# What you are asked to do
Retrieve every line from the records in which the word "screenshot" occurs.

# Entries from a dataset of interfaces
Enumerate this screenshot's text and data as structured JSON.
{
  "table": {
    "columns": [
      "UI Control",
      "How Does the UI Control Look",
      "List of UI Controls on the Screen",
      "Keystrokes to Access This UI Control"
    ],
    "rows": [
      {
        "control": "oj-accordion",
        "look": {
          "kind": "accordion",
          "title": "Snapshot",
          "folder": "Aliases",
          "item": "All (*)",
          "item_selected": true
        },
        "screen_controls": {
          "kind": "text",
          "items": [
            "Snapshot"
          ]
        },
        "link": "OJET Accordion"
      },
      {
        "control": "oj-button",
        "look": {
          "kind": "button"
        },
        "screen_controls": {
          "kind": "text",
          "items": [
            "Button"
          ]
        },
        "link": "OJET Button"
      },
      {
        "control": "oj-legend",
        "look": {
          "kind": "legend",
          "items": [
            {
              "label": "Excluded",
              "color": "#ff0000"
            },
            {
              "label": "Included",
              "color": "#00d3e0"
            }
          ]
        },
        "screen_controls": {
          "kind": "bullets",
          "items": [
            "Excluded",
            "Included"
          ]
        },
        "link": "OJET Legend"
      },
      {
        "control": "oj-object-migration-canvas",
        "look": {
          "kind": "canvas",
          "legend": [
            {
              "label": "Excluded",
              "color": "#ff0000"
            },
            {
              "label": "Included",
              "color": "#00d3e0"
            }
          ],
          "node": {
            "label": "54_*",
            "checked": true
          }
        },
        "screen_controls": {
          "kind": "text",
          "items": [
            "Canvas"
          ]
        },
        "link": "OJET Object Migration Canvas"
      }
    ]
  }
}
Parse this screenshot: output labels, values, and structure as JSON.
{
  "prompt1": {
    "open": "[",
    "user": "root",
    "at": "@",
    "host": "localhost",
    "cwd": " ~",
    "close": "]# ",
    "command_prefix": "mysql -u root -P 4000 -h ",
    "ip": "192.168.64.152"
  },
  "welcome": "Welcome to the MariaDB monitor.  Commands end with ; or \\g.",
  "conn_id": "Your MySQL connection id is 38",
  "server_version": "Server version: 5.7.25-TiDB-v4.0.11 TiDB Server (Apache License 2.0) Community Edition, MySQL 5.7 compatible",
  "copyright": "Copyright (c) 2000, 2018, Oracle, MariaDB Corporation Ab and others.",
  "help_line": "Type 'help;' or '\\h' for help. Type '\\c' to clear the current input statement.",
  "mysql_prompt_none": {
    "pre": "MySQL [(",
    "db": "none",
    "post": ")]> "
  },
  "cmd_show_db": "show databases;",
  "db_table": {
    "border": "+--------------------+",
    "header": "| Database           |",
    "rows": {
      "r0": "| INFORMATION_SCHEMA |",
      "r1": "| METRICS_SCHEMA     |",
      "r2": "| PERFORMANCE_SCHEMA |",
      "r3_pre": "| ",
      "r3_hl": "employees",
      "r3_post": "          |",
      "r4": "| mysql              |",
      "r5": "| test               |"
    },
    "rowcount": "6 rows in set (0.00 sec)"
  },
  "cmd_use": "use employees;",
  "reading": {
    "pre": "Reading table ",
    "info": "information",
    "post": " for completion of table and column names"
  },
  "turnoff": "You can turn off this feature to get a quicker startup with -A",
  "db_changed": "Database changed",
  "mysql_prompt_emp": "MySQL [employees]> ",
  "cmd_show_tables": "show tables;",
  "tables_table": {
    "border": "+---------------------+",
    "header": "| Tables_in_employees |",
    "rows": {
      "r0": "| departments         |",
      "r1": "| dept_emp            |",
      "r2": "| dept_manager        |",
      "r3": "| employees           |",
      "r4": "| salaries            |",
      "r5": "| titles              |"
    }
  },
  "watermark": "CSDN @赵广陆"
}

# Reply
Enumerate this screenshot's text and data as structured JSON.
Parse this screenshot: output labels, values, and structure as JSON.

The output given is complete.